The fact that the heavenly messenger
addresses her in this way enhances
the value of the angelic greeting: it is a manifestation of
God's mysterious saving plan in Mary's regard. As I wrote in the encyclical
Mater: "'The fullness of grace'
indicates all the supernatural munificence from which Mary benefits by being chosen and
destined to be the Mother of Christ" (n 9).
God granted Mary the fullness of grace
"Full of grace" is the
name Mary possesses in the eyes
of God. Indeed,
the angel, according to the Evangelist
Luke's account, uses this expression even before he
speaks the name "Mary",
and thus emphasizes the predominant aspect which the Lord perceived in the Virgin of Nazareth's personality.
The expression "full of grace"
is the translation of the Greek word Kecharitomene,
which is a passive participle. Therefore to render more exactly the
nuance of the Greek word one should not say merely "full of grace", but "made full of grace", or even
"filled with grace",
which would clearly indicate that this was a gift
given by God to
the Blessed Virgin. This term, in the form
of a perfect participle, enhances the image of a perfect
and lasting grace which
implies fullness. The same verb, in the sense of "to bestow grace", is used in the
Letter to the Ephesians to indicate the abundance of grace granted to us
by the Father in
His beloved Son (Ephesians
1:6), and which Mary receives
as the first fruits of Redemption
Mater, n. 10).
3. In the Virgin's case, God's action certainly seems surprising. Mary has no human claim to receiving the
announcement of the Messiah's coming.
She is not the high priest,
official representative of the Hebrew
religion, nor even a man, but a young woman without any influence in the society
of her time. In addition, she is a native of Nazareth, a
village which is never mentioned in the Old Testament. It must not
have enjoyed a good reputation, as Nathanael's question, recorded in John's
Gospel makes clear: "Can anything good come out of
Nazareth?" (John 1:46).
The extraordinary and gratuitous nature of
God's intervention becomes even clearer in
comparison with Luke's text which recounts what happened to Zechariah.
The latter's priestly status is highlighted as well as his exemplary life which make him
and his wife Elizabeth models of Old Testament righteousness: they walked "blameless in all the commandments and ordinances of the Lord"
But we are not informed of Mary's origins
either; the expression "of the house of David"
(Luke 1:27) in fact refers only to Joseph.
No mention is made then of Mary's behavior.
With this literary choice, Luke stresses that everything in Mary derives from a sovereign
grace. All that is granted to her
is not due to any claim of merit, but only
to God's free and gratuitous
God's mercy reaches the highest degree in Mary
4. In so doing, the Evangelist does not of course intend to downplay
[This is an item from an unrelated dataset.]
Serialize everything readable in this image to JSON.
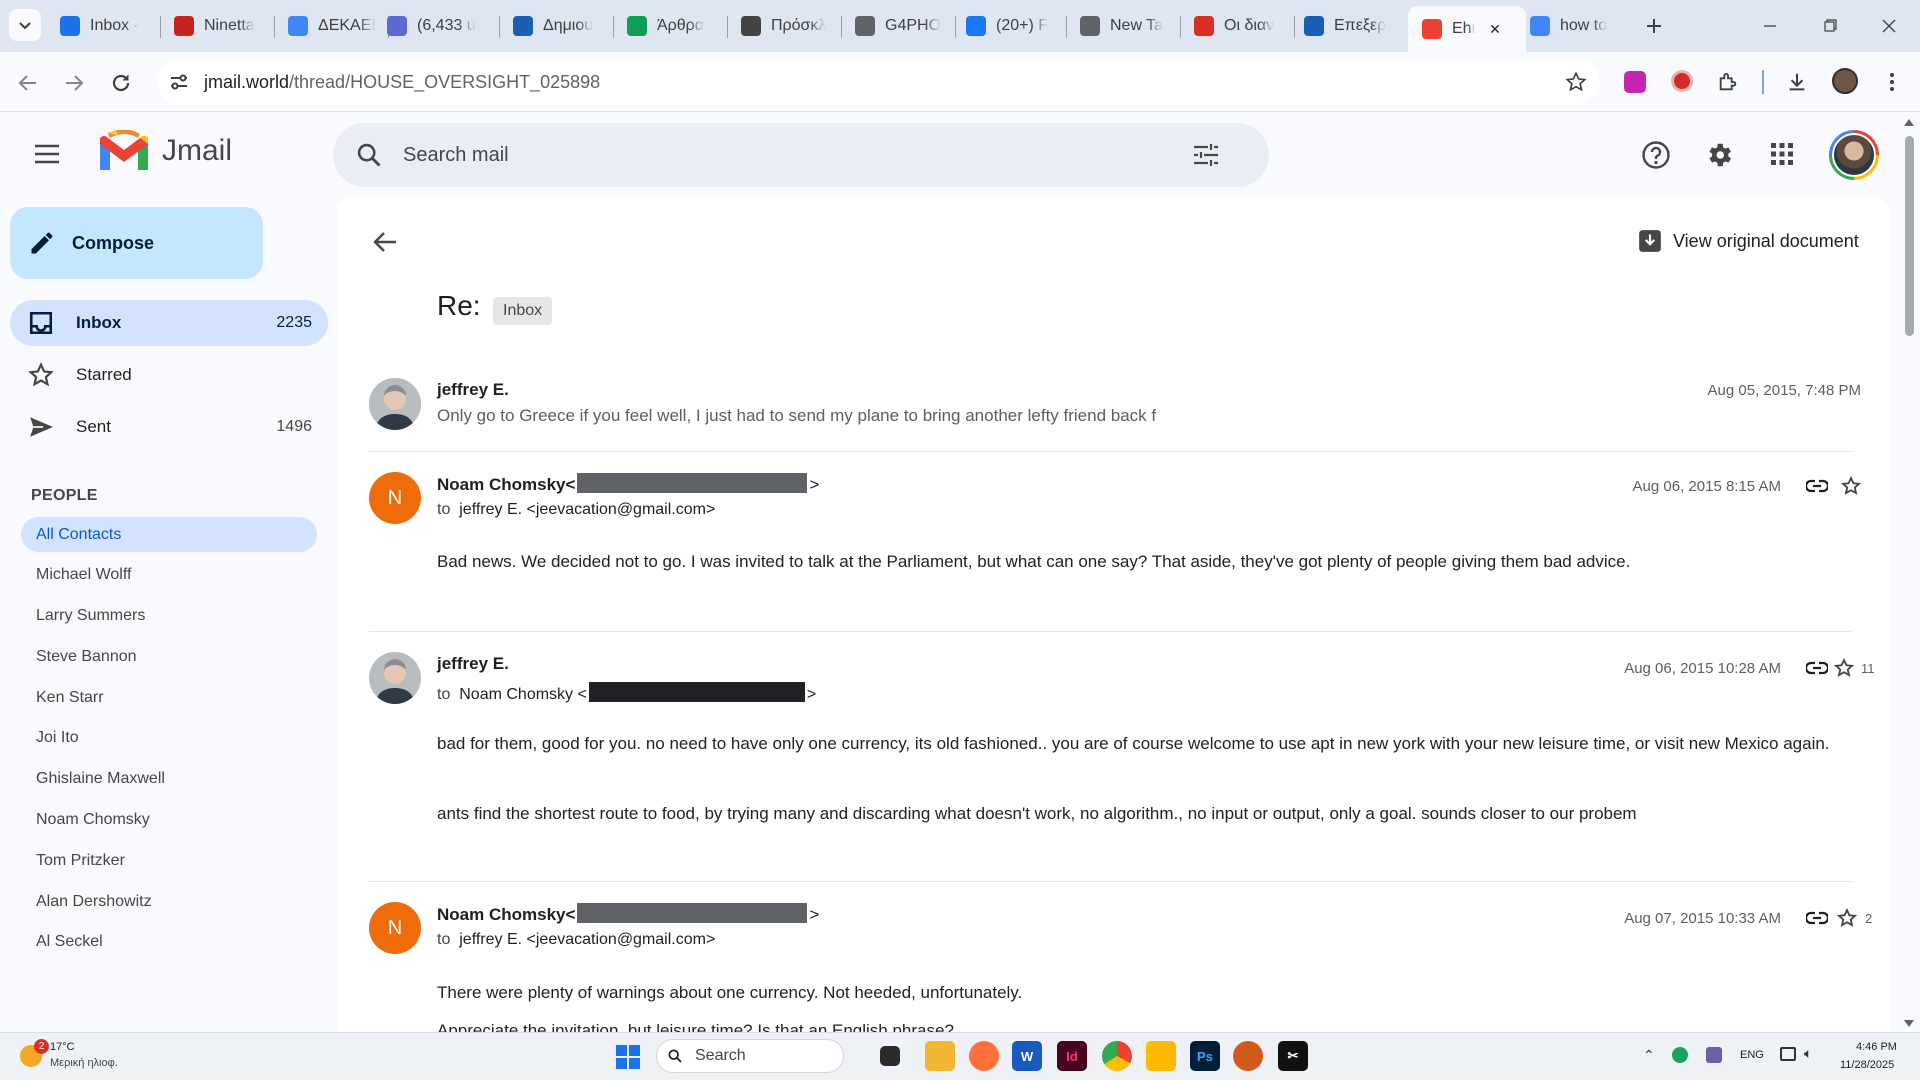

the outstanding personal value of the Blessed Virgin.
Rather, he wishes to present Mary
as the pure fruit of God's goodwill:
He has so taken possession of her as to make her,
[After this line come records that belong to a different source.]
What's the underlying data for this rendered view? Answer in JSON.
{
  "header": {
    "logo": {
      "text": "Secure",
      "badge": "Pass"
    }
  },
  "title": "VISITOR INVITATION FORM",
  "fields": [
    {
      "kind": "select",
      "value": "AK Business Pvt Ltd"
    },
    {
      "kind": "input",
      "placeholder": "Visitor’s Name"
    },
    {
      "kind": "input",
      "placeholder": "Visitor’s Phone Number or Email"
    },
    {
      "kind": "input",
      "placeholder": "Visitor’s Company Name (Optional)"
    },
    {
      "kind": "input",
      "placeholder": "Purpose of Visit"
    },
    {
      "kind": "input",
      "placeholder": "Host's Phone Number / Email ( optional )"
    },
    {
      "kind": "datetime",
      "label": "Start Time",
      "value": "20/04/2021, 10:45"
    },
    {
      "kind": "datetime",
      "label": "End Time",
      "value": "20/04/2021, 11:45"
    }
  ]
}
according to the title used by the Angel,
"full of grace". The
abundance of grace itself is the basis of Mary's hidden spiritual
In the Old Testament, Yahweh
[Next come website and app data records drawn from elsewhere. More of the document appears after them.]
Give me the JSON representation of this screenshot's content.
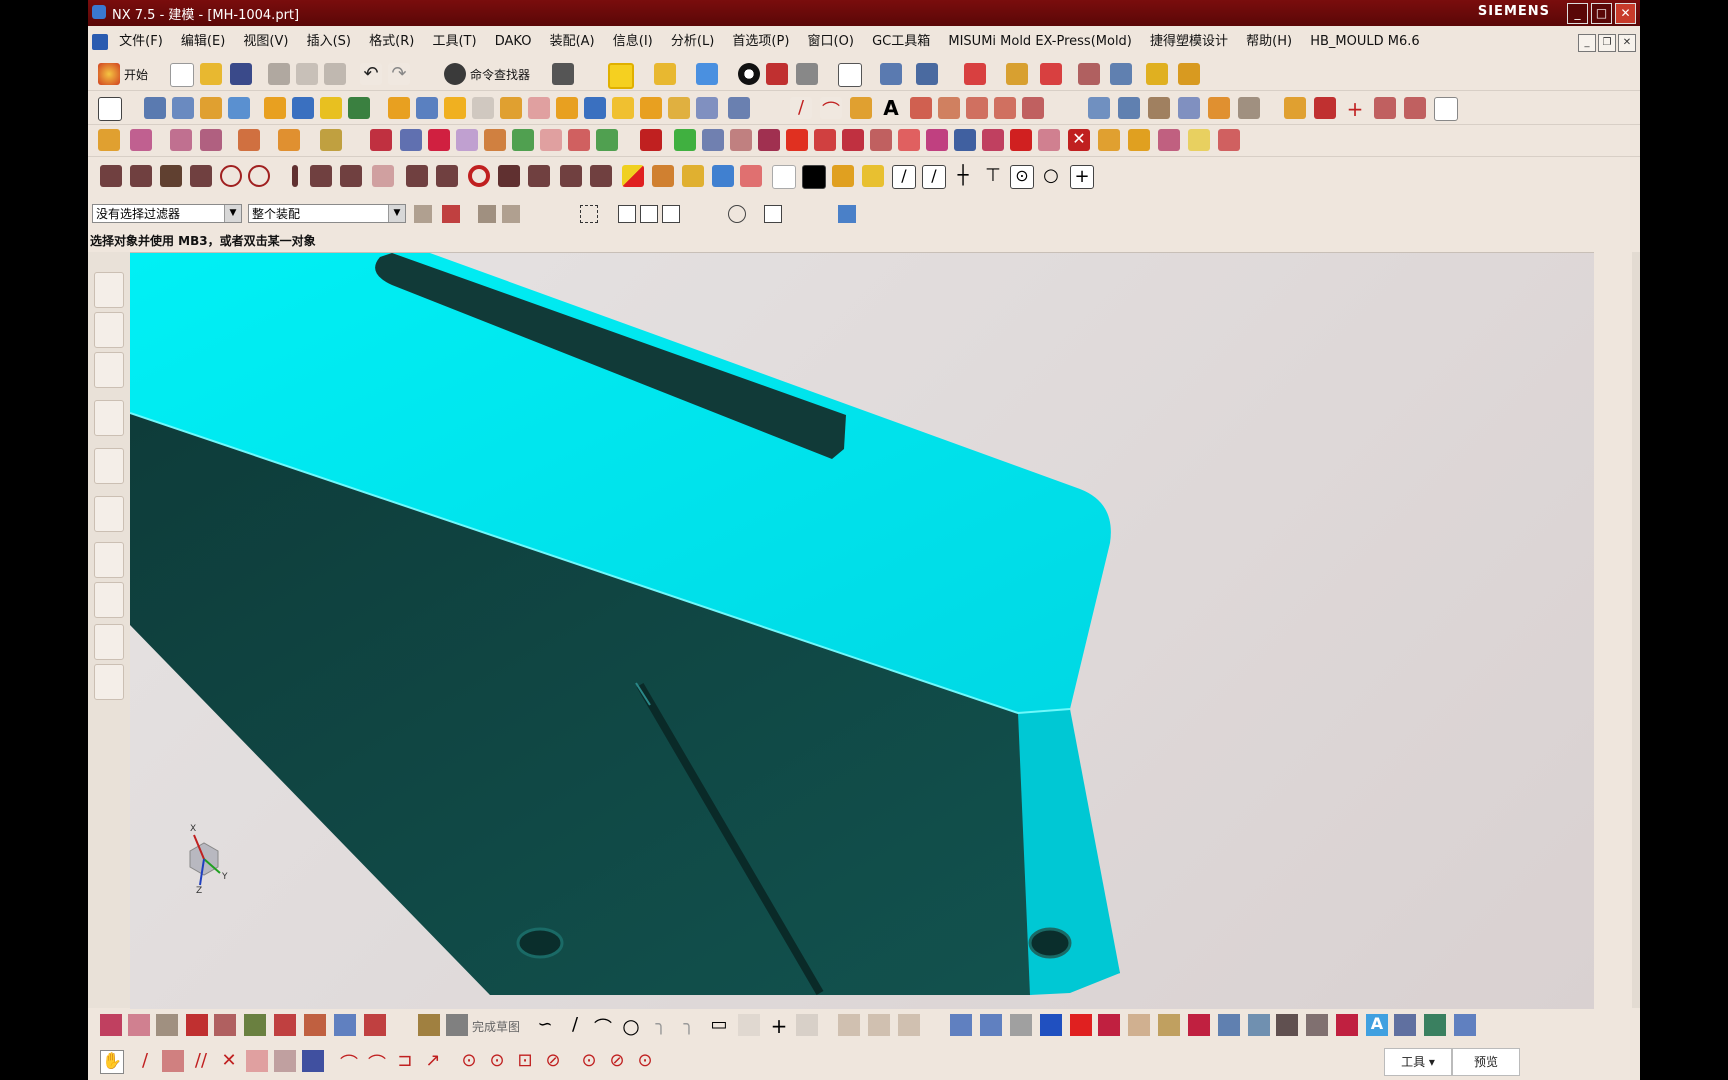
{
  "window": {
    "title": "NX 7.5 - 建模 - [MH-1004.prt]",
    "brand": "SIEMENS",
    "controls": [
      "_",
      "□",
      "✕"
    ]
  },
  "menu": {
    "items": [
      "文件(F)",
      "编辑(E)",
      "视图(V)",
      "插入(S)",
      "格式(R)",
      "工具(T)",
      "DAKO",
      "装配(A)",
      "信息(I)",
      "分析(L)",
      "首选项(P)",
      "窗口(O)",
      "GC工具箱",
      "MISUMi Mold EX-Press(Mold)",
      "捷得塑模设计",
      "帮助(H)",
      "HB_MOULD M6.6"
    ]
  },
  "toolbar": {
    "start_label": "开始",
    "command_finder_label": "命令查找器"
  },
  "filters": {
    "type_filter": "没有选择过滤器",
    "scope_filter": "整个装配"
  },
  "status": {
    "prompt": "选择对象并使用 MB3，或者双击某一对象"
  },
  "sketch": {
    "finish_label": "完成草图"
  },
  "bottom": {
    "tools_label": "工具",
    "preview_label": "预览"
  },
  "triad": {
    "x": "X",
    "y": "Y",
    "z": "Z"
  },
  "colors": {
    "part_light": "#00e5ee",
    "part_dark": "#0f4a48",
    "titlebar": "#7a0d0d"
  }
}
expresses the superabundance of His love in
many ways and on many occasions. At the dawn of the New Testament, the gratuitousness of God's mercy reaches the
highest degree in Mary. In her, God's
predilection, shown to the chosen people and in particular to the humble
and the poor, reaches its culmination.
Nourished by the Word of the Lord
and the experience of the saints, the Church urges believers to keep their gaze fixed on
the Mother of the Redeemer and to
consider themselves, like her, loved by God. She
invites them to share Our Lady's humility
and poverty, so that, after her example
and through her intercession, they may
persevere in the grace of God Who sanctifies
and transforms hearts.